§ Problem statement: All lines holding the word "data" in the listing below need to be copied.

§ Listed records:

-- Opening Marker --

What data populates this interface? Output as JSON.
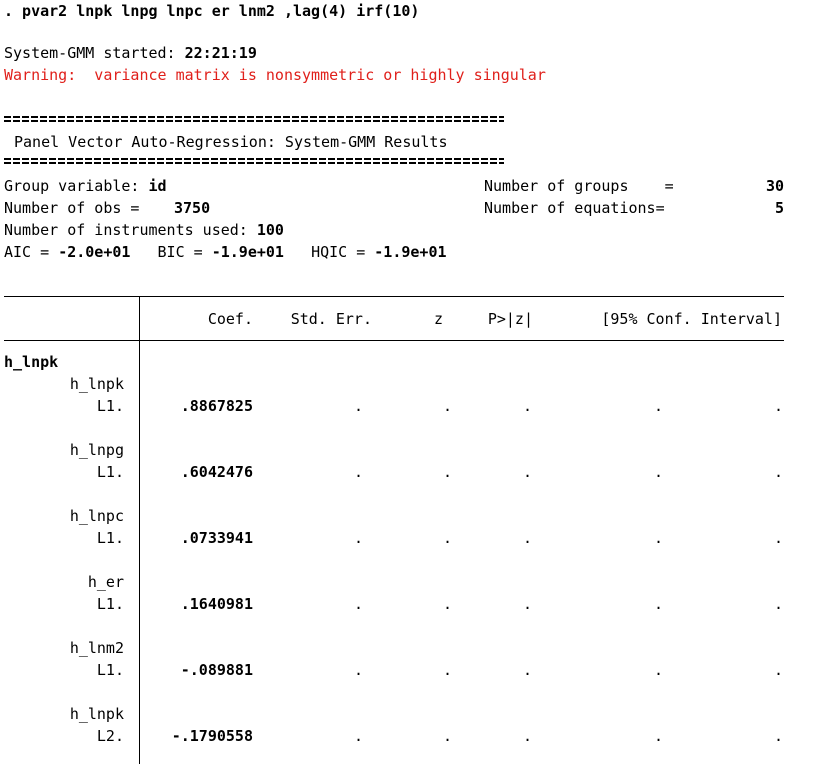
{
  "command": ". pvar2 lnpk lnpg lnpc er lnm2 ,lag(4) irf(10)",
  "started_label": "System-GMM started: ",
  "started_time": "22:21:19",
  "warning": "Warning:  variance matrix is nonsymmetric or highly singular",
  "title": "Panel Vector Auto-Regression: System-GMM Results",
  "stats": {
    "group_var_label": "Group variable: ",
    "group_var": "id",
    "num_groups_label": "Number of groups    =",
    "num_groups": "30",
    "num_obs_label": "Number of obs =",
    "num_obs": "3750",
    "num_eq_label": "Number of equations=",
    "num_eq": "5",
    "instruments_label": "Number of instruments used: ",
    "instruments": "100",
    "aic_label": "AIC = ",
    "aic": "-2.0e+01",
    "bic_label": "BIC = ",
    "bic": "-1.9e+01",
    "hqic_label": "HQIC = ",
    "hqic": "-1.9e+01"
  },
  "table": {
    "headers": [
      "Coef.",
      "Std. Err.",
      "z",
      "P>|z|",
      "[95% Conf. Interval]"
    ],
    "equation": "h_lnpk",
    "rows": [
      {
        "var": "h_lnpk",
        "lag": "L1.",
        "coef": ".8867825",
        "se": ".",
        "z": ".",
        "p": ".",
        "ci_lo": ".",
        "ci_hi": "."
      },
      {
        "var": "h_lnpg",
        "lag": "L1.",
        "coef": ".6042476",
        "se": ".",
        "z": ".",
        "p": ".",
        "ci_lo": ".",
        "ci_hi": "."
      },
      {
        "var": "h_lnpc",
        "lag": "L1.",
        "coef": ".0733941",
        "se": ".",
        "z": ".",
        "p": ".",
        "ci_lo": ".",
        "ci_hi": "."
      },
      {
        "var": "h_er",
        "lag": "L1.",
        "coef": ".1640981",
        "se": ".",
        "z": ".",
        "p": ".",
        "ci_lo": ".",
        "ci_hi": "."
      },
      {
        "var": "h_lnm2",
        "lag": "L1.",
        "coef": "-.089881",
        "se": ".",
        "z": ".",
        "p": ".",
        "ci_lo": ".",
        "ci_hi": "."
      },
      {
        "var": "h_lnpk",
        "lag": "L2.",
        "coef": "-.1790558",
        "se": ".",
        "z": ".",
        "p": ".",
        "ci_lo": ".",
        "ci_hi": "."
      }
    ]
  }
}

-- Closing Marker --
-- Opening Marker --

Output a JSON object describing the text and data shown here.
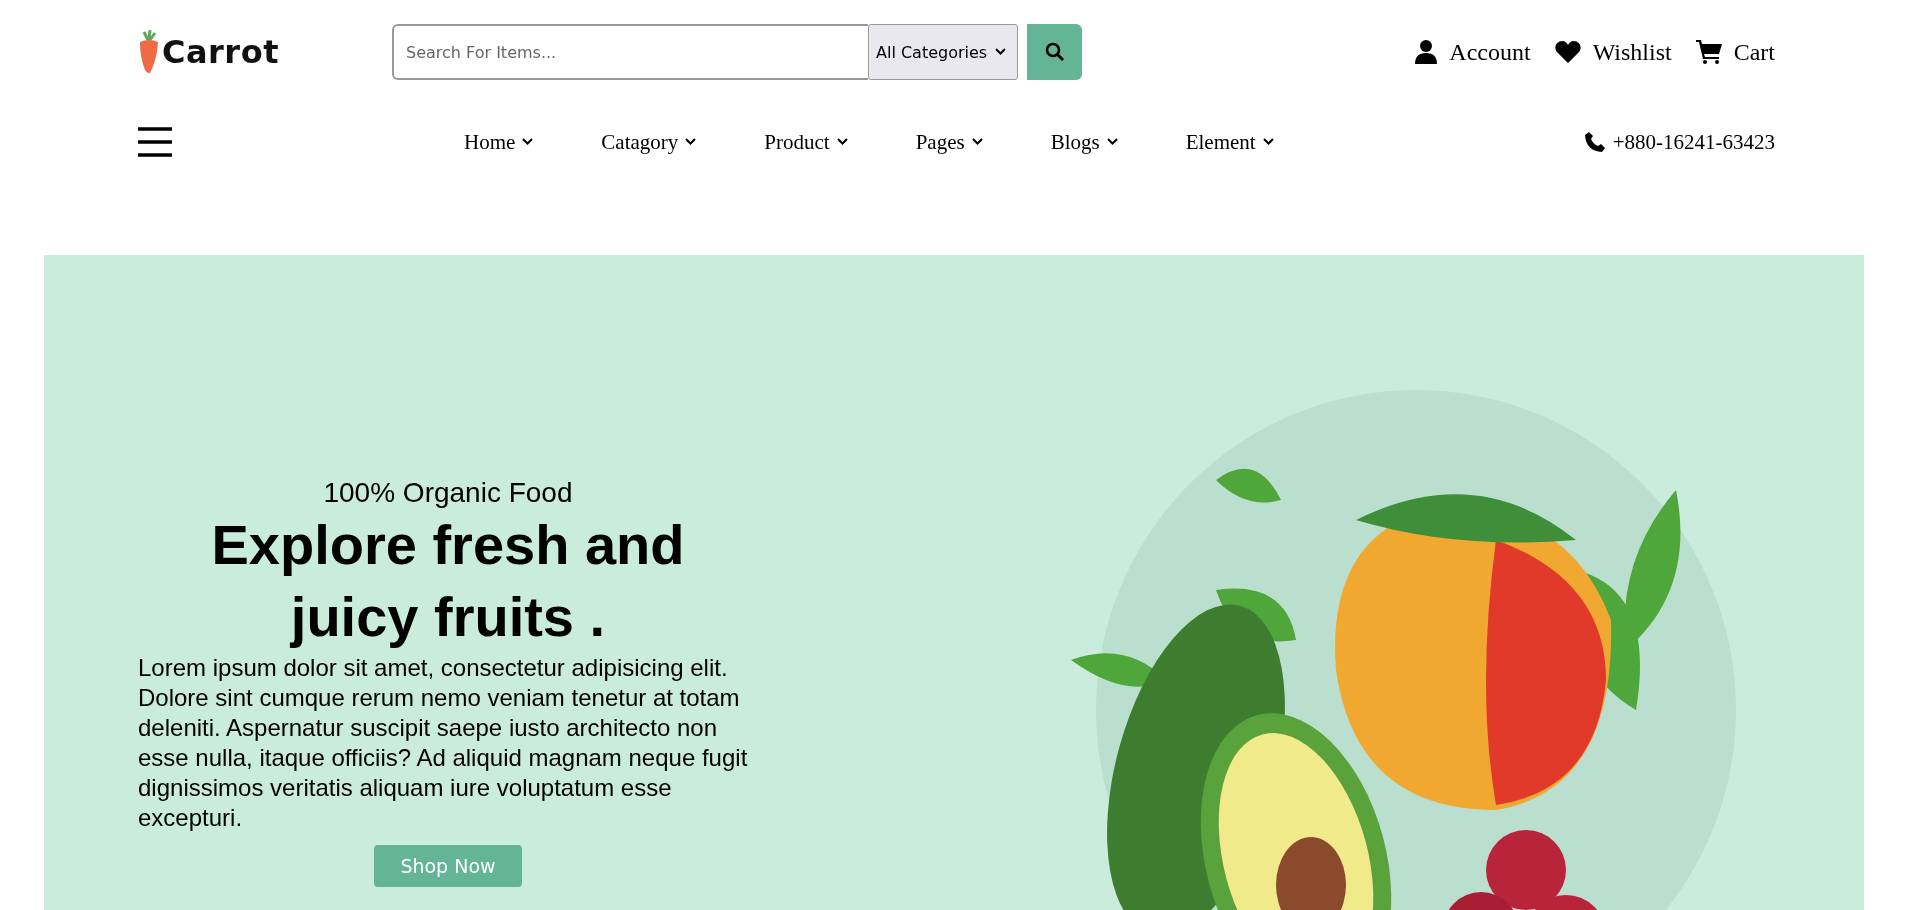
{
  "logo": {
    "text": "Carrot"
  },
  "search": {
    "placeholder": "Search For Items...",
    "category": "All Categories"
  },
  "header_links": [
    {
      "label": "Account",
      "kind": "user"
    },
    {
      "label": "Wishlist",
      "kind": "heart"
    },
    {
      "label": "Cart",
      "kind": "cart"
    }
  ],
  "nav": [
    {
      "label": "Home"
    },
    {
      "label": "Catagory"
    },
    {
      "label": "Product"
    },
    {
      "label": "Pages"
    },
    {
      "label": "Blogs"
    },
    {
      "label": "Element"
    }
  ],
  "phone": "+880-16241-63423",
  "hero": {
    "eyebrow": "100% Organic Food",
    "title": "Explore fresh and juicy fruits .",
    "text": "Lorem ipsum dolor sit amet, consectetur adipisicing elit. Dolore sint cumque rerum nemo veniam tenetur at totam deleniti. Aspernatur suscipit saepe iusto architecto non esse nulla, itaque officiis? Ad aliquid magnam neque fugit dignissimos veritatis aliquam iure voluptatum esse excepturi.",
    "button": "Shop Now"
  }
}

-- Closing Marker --

§ Response area:
What data populates this interface? Output as JSON.
Output a JSON object describing the text and data shown here.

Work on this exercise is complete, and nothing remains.